── Exercise data
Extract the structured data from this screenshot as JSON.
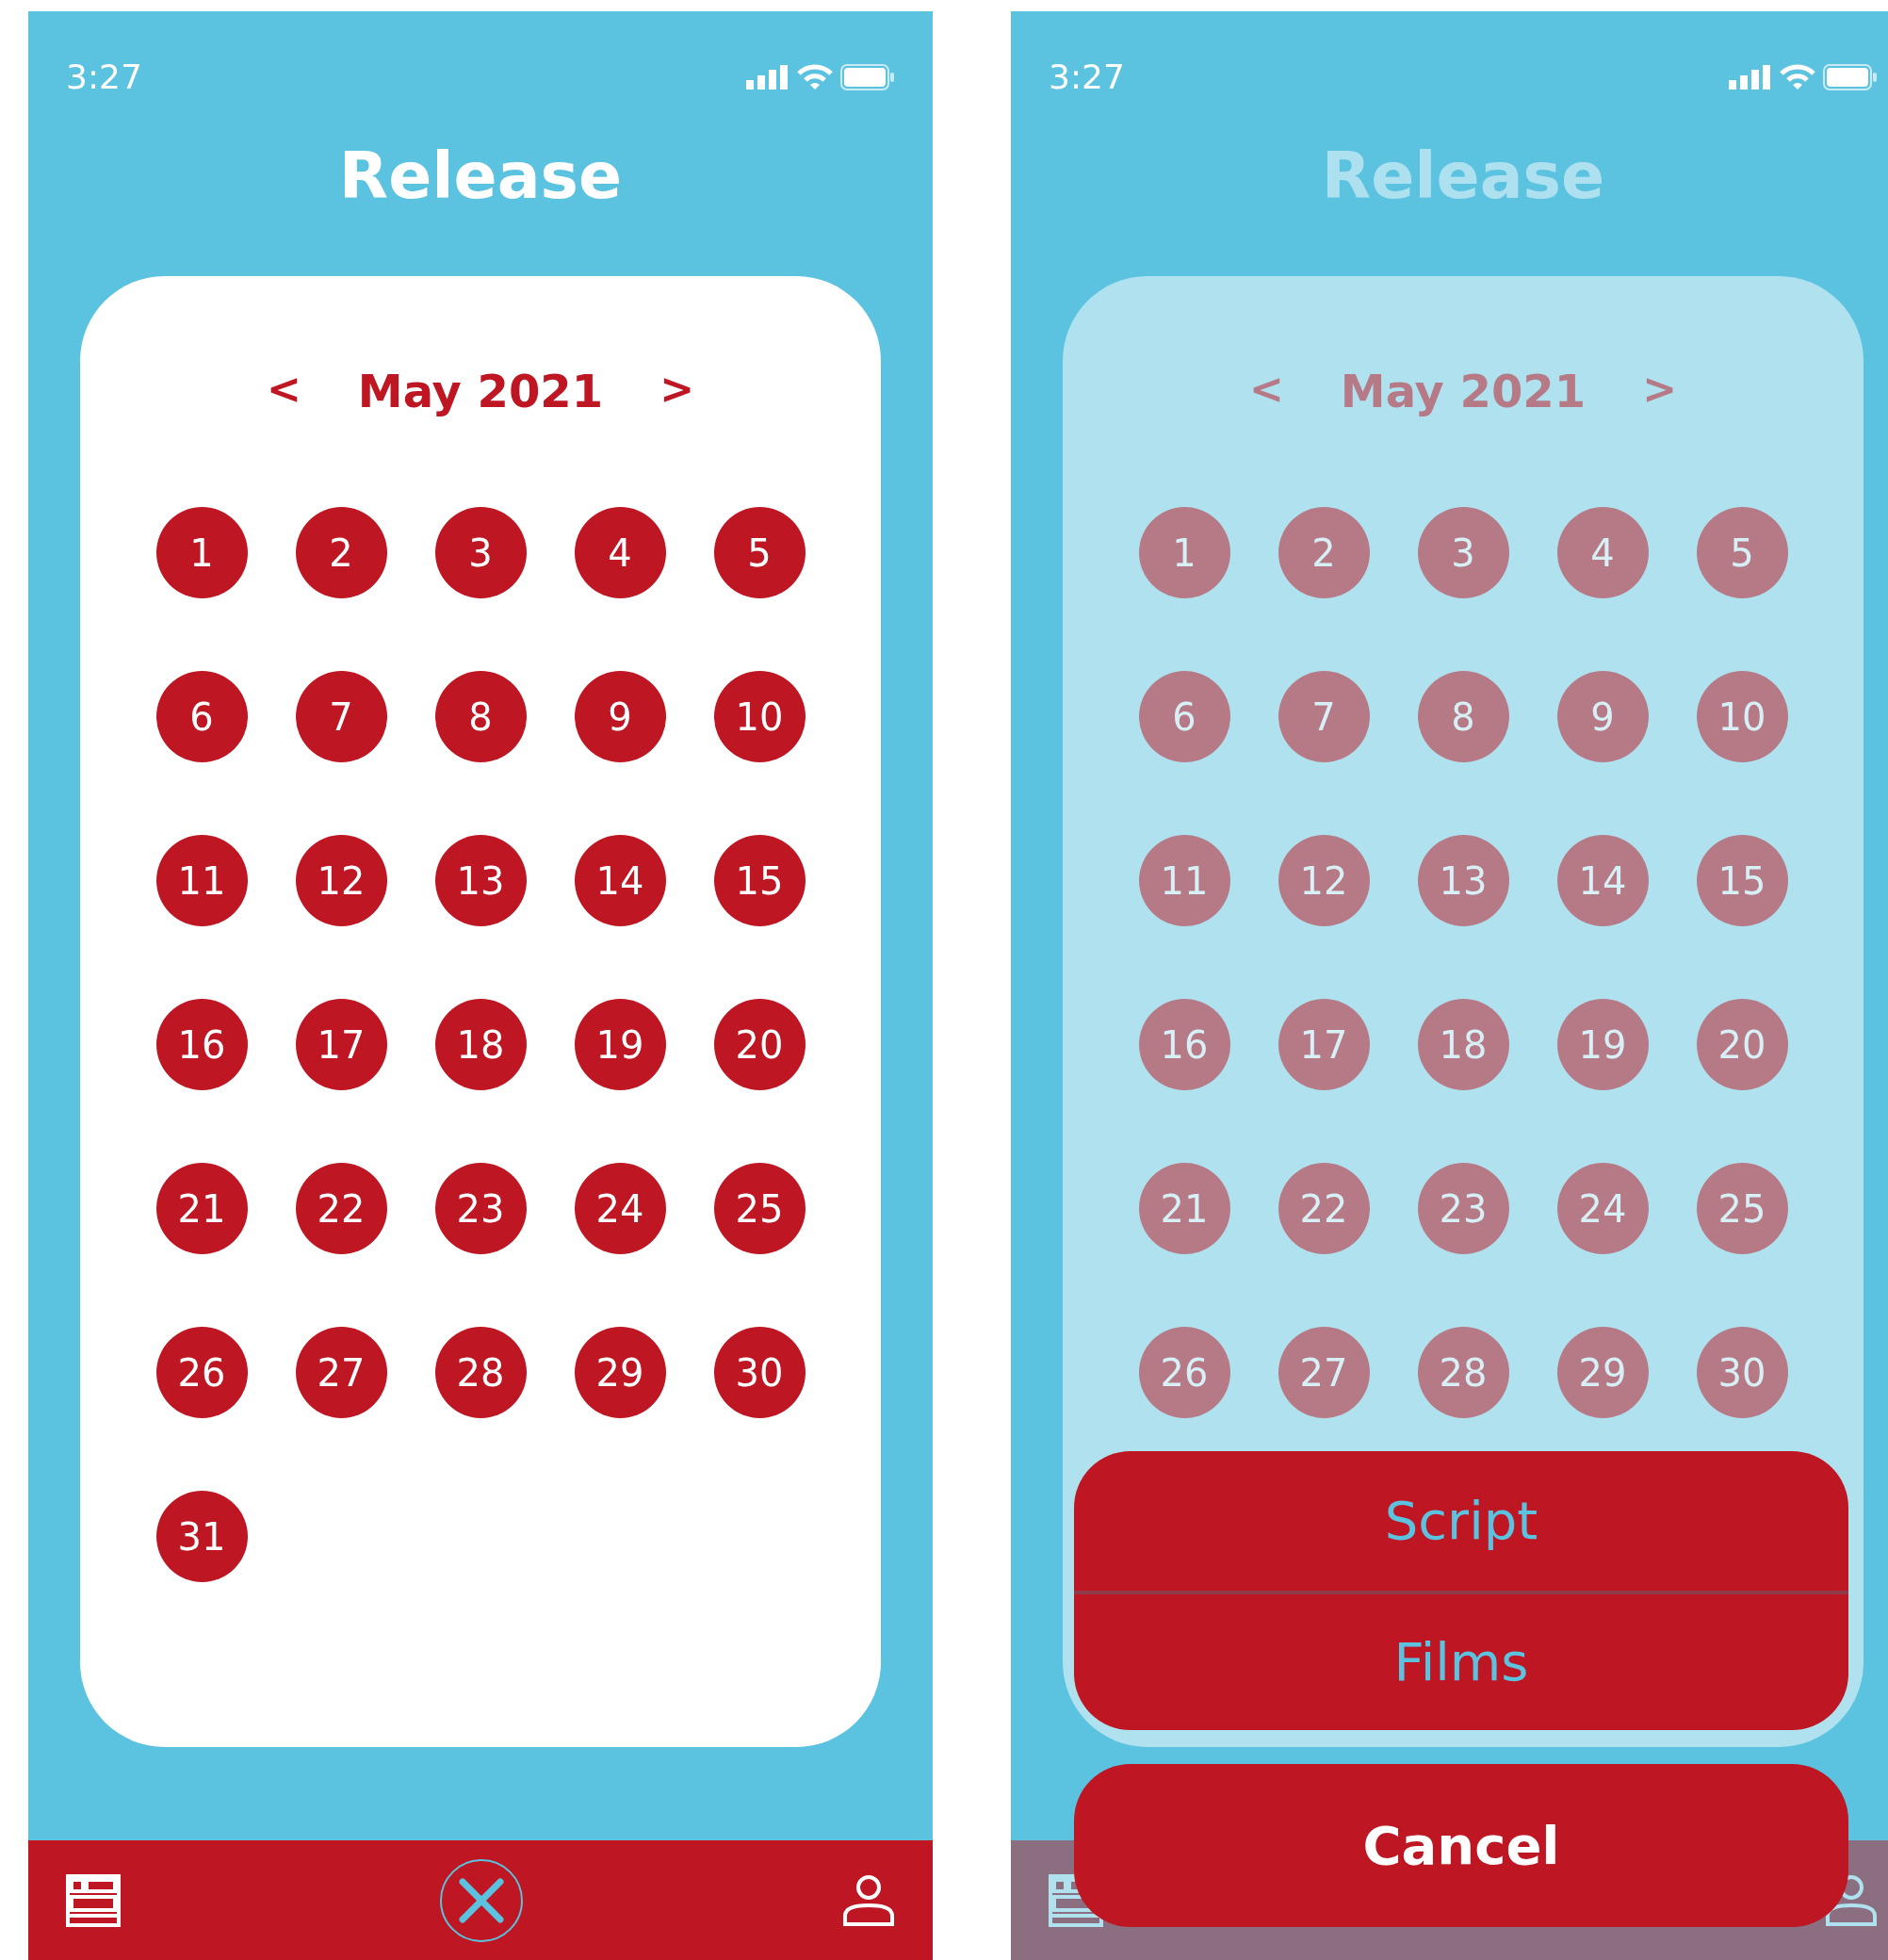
{
  "screens": [
    {
      "status_bar": {
        "time": "3:27"
      },
      "title": "Release",
      "dimmed": false,
      "calendar": {
        "prev": "<",
        "month": "May 2021",
        "next": ">",
        "days": [
          "1",
          "2",
          "3",
          "4",
          "5",
          "6",
          "7",
          "8",
          "9",
          "10",
          "11",
          "12",
          "13",
          "14",
          "15",
          "16",
          "17",
          "18",
          "19",
          "20",
          "21",
          "22",
          "23",
          "24",
          "25",
          "26",
          "27",
          "28",
          "29",
          "30",
          "31"
        ]
      }
    },
    {
      "status_bar": {
        "time": "3:27"
      },
      "title": "Release",
      "dimmed": true,
      "calendar": {
        "prev": "<",
        "month": "May 2021",
        "next": ">",
        "days": [
          "1",
          "2",
          "3",
          "4",
          "5",
          "6",
          "7",
          "8",
          "9",
          "10",
          "11",
          "12",
          "13",
          "14",
          "15",
          "16",
          "17",
          "18",
          "19",
          "20",
          "21",
          "22",
          "23",
          "24",
          "25",
          "26",
          "27",
          "28",
          "29",
          "30"
        ]
      },
      "action_sheet": {
        "options": [
          "Script",
          "Films"
        ],
        "cancel": "Cancel"
      }
    }
  ]
}
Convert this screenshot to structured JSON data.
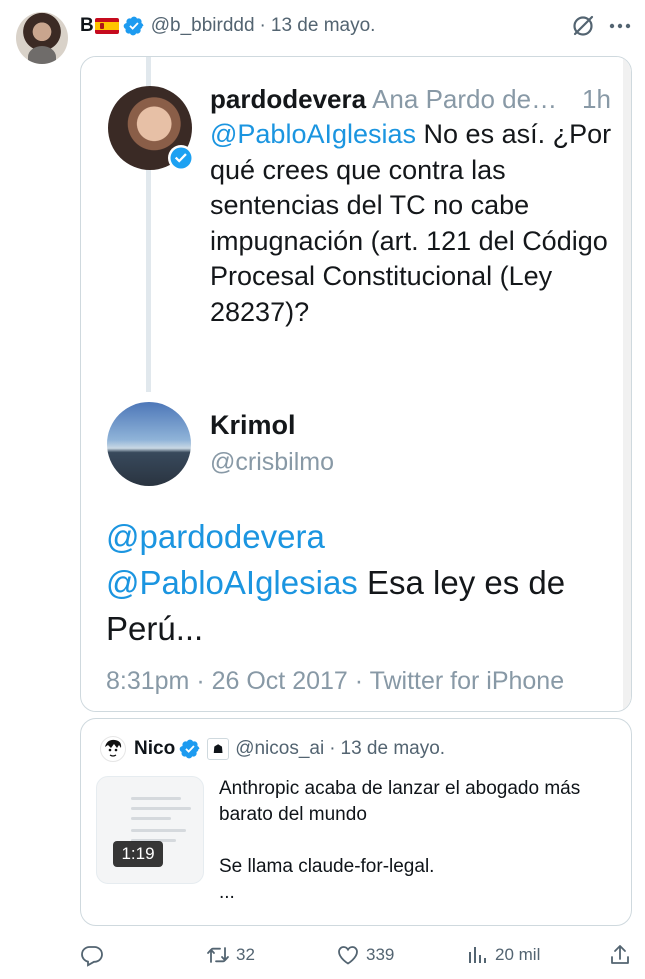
{
  "tweet": {
    "display_name": "B",
    "handle": "@b_bbirddd",
    "separator": "·",
    "date": "13 de mayo."
  },
  "screenshot": {
    "reply": {
      "username": "pardodevera",
      "name_truncated": "Ana Pardo de…",
      "time": "1h",
      "mention": "@PabloAIglesias",
      "text": " No es así. ¿Por qué crees que contra las sentencias del TC no cabe impugnación (art. 121 del Código Procesal Constitucional (Ley 28237)?"
    },
    "main": {
      "name": "Krimol",
      "handle": "@crisbilmo",
      "mention_1": "@pardodevera",
      "mention_2": "@PabloAIglesias",
      "text": " Esa ley es de Perú...",
      "footer": "8:31pm · 26 Oct 2017 · Twitter for iPhone"
    }
  },
  "quote": {
    "name": "Nico",
    "handle": "@nicos_ai",
    "separator": "·",
    "date": "13 de mayo.",
    "video_duration": "1:19",
    "text": "Anthropic acaba de lanzar el abogado más barato del mundo\n\nSe llama claude-for-legal.\n..."
  },
  "actions": {
    "reply_count": "",
    "retweet_count": "32",
    "like_count": "339",
    "view_count": "20 mil"
  },
  "colors": {
    "accent": "#1d9bf0",
    "muted": "#536471",
    "legacy_link": "#1b95e0"
  }
}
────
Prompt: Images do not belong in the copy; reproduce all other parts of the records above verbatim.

Problem solution:
Extract the structured data from this screenshot as JSON.
{
  "screens": [
    {
      "status_bar": {
        "time": "3:27"
      },
      "title": "Release",
      "dimmed": false,
      "calendar": {
        "prev": "<",
        "month": "May 2021",
        "next": ">",
        "days": [
          "1",
          "2",
          "3",
          "4",
          "5",
          "6",
          "7",
          "8",
          "9",
          "10",
          "11",
          "12",
          "13",
          "14",
          "15",
          "16",
          "17",
          "18",
          "19",
          "20",
          "21",
          "22",
          "23",
          "24",
          "25",
          "26",
          "27",
          "28",
          "29",
          "30",
          "31"
        ]
      }
    },
    {
      "status_bar": {
        "time": "3:27"
      },
      "title": "Release",
      "dimmed": true,
      "calendar": {
        "prev": "<",
        "month": "May 2021",
        "next": ">",
        "days": [
          "1",
          "2",
          "3",
          "4",
          "5",
          "6",
          "7",
          "8",
          "9",
          "10",
          "11",
          "12",
          "13",
          "14",
          "15",
          "16",
          "17",
          "18",
          "19",
          "20",
          "21",
          "22",
          "23",
          "24",
          "25",
          "26",
          "27",
          "28",
          "29",
          "30"
        ]
      },
      "action_sheet": {
        "options": [
          "Script",
          "Films"
        ],
        "cancel": "Cancel"
      }
    }
  ]
}
Convert this screenshot to structured JSON data.
{
  "tweet": {
    "display_name": "B",
    "handle": "@b_bbirddd",
    "separator": "·",
    "date": "13 de mayo."
  },
  "screenshot": {
    "reply": {
      "username": "pardodevera",
      "name_truncated": "Ana Pardo de…",
      "time": "1h",
      "mention": "@PabloAIglesias",
      "text": " No es así. ¿Por qué crees que contra las sentencias del TC no cabe impugnación (art. 121 del Código Procesal Constitucional (Ley 28237)?"
    },
    "main": {
      "name": "Krimol",
      "handle": "@crisbilmo",
      "mention_1": "@pardodevera",
      "mention_2": "@PabloAIglesias",
      "text": " Esa ley es de Perú...",
      "footer": "8:31pm · 26 Oct 2017 · Twitter for iPhone"
    }
  },
  "quote": {
    "name": "Nico",
    "handle": "@nicos_ai",
    "separator": "·",
    "date": "13 de mayo.",
    "video_duration": "1:19",
    "text": "Anthropic acaba de lanzar el abogado más barato del mundo\n\nSe llama claude-for-legal.\n..."
  },
  "actions": {
    "reply_count": "",
    "retweet_count": "32",
    "like_count": "339",
    "view_count": "20 mil"
  },
  "colors": {
    "accent": "#1d9bf0",
    "muted": "#536471",
    "legacy_link": "#1b95e0"
  }
}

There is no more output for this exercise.